I guess a fair number of enthusiasts first learned from this that they could build their own computer. It is all and well being a technically savvy dumpster dipper who can put together a monster from a huge drum drive and some ferrite core memory, but most people like a bit of hand holding to gain the confidence.
See here for a Wiki history of Wireless World The magazine was later renamed Electronics World. It has a history of being accomodating to new ideas (see for instance The 1945 Proposal by Arthur C. Clarke for Geostationary Satellite Communications, this also leads it to often publish amusing letters about why Einstein was wrong or suchlike - but then again people who try to never be wrong seldom do anything very good either, and I do like reading them.
Wireless World for a history of the magazine.
Advance / Wireless World Desk Calculator for a much later project using a Texas Instruments chip.
The end of the David Brooks' Simplex III page links to the homebuilt CPU's webring.
Click for an enlarged version of any picture:
|Wireless World issue introducing the project. This was the same year that colour television was introduced into Britain.|
First page describing the machine and its purpose.|
This was designed by Brian Crank of Wireless World. There is a zip file containing details of another amazing project by him in Wireless World Logic Display Aid.

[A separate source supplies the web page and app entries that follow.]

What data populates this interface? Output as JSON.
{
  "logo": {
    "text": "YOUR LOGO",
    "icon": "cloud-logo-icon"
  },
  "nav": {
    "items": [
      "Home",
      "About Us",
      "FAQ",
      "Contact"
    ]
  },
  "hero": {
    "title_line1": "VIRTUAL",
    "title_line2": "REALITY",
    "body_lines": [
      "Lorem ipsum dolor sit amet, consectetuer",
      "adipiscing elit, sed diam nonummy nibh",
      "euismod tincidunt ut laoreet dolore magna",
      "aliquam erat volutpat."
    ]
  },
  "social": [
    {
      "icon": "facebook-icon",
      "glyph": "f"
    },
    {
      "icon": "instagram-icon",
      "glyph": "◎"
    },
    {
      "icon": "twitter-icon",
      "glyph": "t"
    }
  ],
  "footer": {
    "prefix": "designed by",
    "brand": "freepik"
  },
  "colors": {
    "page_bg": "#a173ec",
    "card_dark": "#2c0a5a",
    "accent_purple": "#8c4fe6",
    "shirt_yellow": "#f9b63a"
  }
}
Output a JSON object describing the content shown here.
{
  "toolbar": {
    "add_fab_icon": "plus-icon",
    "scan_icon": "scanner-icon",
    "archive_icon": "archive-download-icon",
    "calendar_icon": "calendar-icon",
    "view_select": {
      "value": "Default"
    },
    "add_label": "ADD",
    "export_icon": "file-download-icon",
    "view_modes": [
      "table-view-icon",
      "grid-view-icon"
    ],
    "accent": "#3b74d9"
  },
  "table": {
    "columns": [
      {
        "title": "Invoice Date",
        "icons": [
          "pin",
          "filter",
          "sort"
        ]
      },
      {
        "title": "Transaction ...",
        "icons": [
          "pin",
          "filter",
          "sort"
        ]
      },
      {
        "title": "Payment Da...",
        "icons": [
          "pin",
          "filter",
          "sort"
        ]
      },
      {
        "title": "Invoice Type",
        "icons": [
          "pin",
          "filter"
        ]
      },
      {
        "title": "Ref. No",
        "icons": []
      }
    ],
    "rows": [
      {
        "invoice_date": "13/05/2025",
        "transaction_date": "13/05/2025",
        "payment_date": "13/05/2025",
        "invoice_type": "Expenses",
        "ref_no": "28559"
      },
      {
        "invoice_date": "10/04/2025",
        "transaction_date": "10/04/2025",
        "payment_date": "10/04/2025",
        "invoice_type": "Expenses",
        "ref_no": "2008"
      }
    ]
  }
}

|Sandhurst cadets constructing the computer. Notice also the code above which is doing some calculations with pounds shillings and pence.|